Before I had to use Twitter in this class I hated it. I have a personal Twitter account but I never used it. I honestly thought Twitter was for the birds!(pun intended). No but seriously I despised Twitter. Now that I get a chance to use Twitter for more than tweeting about what I ate for lunch, I like it a little more. Not only is Twitter used for tweeting about your life, it can also be used for communicating with other Educators and students. Today in class we did a group test. This test was silent and the only way you could communicate with the members in your group was through Twitter. Never in a million years would I have guessed I would be taking a test that involved Twitter! Because of this, I now understand the importance of using technology/internet/networking in the classrooms. So many new doors could be opened up to those who choose to teach/learn via social networking. Twitter is just one example of what is available to today's teachers/learners. The possibilities are endless for a 21st century teacher & learner.

Thursday, February 7, 2013

The Final Frontier

The assignment for my education class (Sedu183) was to create a presentation based on an article we read called "Teacher Beliefs about Technology" and persuade people to take action.

The article talked about how more and more teachers need to use technology in the classroom but their certain beliefs about it sometimes stop them from using it. In order to get teachers on board with it you should consider their beliefs and introduce them to technology that is relevant to them now. Rather than throw a bunch of things at them and expect them to like it let alone understand it.

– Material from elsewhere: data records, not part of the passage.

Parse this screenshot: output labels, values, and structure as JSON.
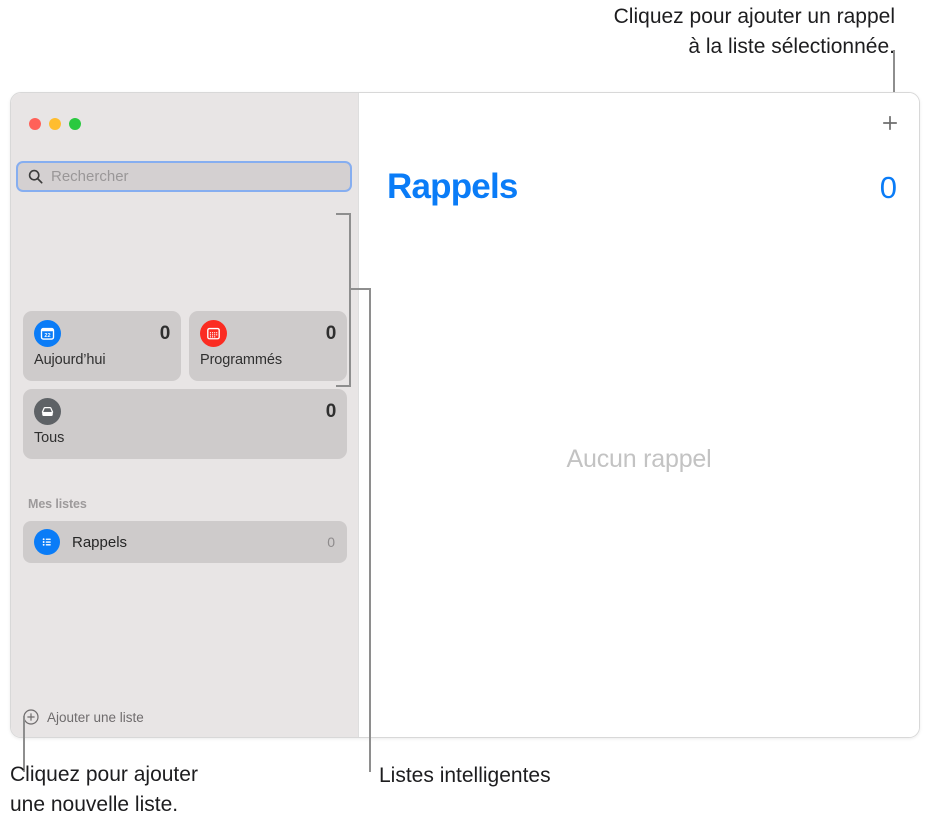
{
  "annotations": {
    "top_right": "Cliquez pour ajouter un rappel\nà la liste sélectionnée.",
    "bottom_left": "Cliquez pour ajouter\nune nouvelle liste.",
    "bottom_middle": "Listes intelligentes"
  },
  "window": {
    "traffic_lights": {
      "close": "close-button",
      "minimize": "minimize-button",
      "maximize": "maximize-button"
    }
  },
  "sidebar": {
    "search": {
      "placeholder": "Rechercher",
      "value": "",
      "icon": "search-icon"
    },
    "smart_lists": [
      {
        "label": "Aujourd’hui",
        "count": "0",
        "icon": "calendar-day-icon",
        "color": "#0a7cf7",
        "span": "half"
      },
      {
        "label": "Programmés",
        "count": "0",
        "icon": "calendar-month-icon",
        "color": "#fb2c22",
        "span": "half"
      },
      {
        "label": "Tous",
        "count": "0",
        "icon": "inbox-tray-icon",
        "color": "#5e6266",
        "span": "full"
      }
    ],
    "my_lists": {
      "header": "Mes listes",
      "items": [
        {
          "label": "Rappels",
          "count": "0",
          "icon": "bulleted-list-icon",
          "color": "#0a7cf7"
        }
      ]
    },
    "add_list": {
      "label": "Ajouter une liste",
      "icon": "plus-circle-icon"
    }
  },
  "main": {
    "title": "Rappels",
    "count": "0",
    "empty_state": "Aucun rappel",
    "add_reminder": {
      "label": "+",
      "icon": "plus-icon"
    }
  },
  "colors": {
    "accent": "#0a7cf7",
    "sidebar_bg": "#e8e5e5",
    "card_bg": "#cecbcb",
    "search_focus_ring": "#86aef0"
  }
}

Working with two other members on this presentation was very easy. Things went well and turned out good. Working with two other people rather than just yourself helps to get more done. It also helps to throw different ideas and comments to help get a better outcome than if you were by yourself.

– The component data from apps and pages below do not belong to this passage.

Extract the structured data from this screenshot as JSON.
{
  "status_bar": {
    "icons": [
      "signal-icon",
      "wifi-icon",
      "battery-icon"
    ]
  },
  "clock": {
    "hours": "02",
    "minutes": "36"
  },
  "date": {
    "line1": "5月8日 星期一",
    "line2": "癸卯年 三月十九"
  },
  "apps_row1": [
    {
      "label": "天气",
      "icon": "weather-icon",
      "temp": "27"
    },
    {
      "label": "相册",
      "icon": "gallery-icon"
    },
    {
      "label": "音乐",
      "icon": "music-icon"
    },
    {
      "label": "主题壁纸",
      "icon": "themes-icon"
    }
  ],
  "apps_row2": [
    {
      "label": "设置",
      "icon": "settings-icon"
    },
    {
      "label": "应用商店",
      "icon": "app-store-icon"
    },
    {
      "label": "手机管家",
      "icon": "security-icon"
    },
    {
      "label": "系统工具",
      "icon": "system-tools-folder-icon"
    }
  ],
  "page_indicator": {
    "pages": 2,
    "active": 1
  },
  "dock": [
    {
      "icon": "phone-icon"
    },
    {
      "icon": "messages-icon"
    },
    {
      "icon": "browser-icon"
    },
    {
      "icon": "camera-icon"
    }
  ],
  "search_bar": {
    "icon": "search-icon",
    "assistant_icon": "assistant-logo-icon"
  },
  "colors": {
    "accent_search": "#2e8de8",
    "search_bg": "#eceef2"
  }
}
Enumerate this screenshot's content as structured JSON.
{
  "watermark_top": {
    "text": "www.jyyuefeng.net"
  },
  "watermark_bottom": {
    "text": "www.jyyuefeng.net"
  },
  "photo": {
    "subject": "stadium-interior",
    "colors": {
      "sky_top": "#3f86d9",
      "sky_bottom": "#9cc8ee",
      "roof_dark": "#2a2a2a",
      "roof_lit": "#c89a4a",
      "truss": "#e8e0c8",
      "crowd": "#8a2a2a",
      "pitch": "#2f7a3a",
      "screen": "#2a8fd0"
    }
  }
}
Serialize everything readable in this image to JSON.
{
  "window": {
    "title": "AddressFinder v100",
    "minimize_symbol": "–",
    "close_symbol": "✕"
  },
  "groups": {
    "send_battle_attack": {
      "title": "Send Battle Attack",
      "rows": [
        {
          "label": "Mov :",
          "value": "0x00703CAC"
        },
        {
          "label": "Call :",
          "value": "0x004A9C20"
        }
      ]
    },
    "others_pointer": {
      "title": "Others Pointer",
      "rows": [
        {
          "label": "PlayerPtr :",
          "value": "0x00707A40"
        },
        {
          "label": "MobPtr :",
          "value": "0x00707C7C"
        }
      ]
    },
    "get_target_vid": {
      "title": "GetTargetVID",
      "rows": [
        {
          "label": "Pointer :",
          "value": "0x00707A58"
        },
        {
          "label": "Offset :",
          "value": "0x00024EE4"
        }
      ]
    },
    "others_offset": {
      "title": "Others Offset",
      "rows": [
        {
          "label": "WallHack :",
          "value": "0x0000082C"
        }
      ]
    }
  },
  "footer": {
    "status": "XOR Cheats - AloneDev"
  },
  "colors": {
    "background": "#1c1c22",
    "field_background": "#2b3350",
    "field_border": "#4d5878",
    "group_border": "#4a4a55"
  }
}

Our Presentation is titled The Final Frontier and discusses what some of the beliefs are that teachers are concerned about and what teachers think about technology in the classroom.

Wednesday, January 30, 2013

All about me


My name is Courtney Lynn Critchfield. I am currently a Freshman at the university of Edinboro. I Graduated from West Mifflin Area High School as the class of 2012. I'm from Pittsburgh so of course I love the Pittsbugh Steelers<3. I'm a member of Delta Zeta at Edinboro. My favorite color is pink. I'm obsessed with Zebra print and Pinterest! And one cool fact about me is that I LOVE to decorate! My dorm room has things everywhere and all over the walls. I decorate my living room for every season in the year. I probably waste a lot of money trying to make my dorm room look better. I can't wait to own a house someday:) 

My Major at Edinboro is Early childhood education. Ever since I was a kid I've always imagined myself sitting at a desk in front of a classroom full of students. In this vision I imagined myself teaching kids. Children have always been my passion. Iv'e been surrounded by a large family all my life. I myself am an only child, but my aunt and uncle alone have 11 children! So i'm always helping out with whatever I can. I'm very excited to start my teaching career. 

In this world we live in today we see technology everywhere around us. One of those places is in the classroom. I believe that technology in the classroom has its pros and cons. Some of the good things about it is that it makes accessing information easier. Another great point is that it can be used for various projects with the Powerpoint and word software. I believe that technology is a positive thing for both the student and the teacher in the classroom. In my future classroom I plan to use technology in various ways. One being PowerPoint everyday to outline what the plan is for the day. With technology you can use videos, blogs and even music to incorporate into lessons. 21st century students need technology in the classrooms because it's all they use. Technology should be embraced, not banned in schools.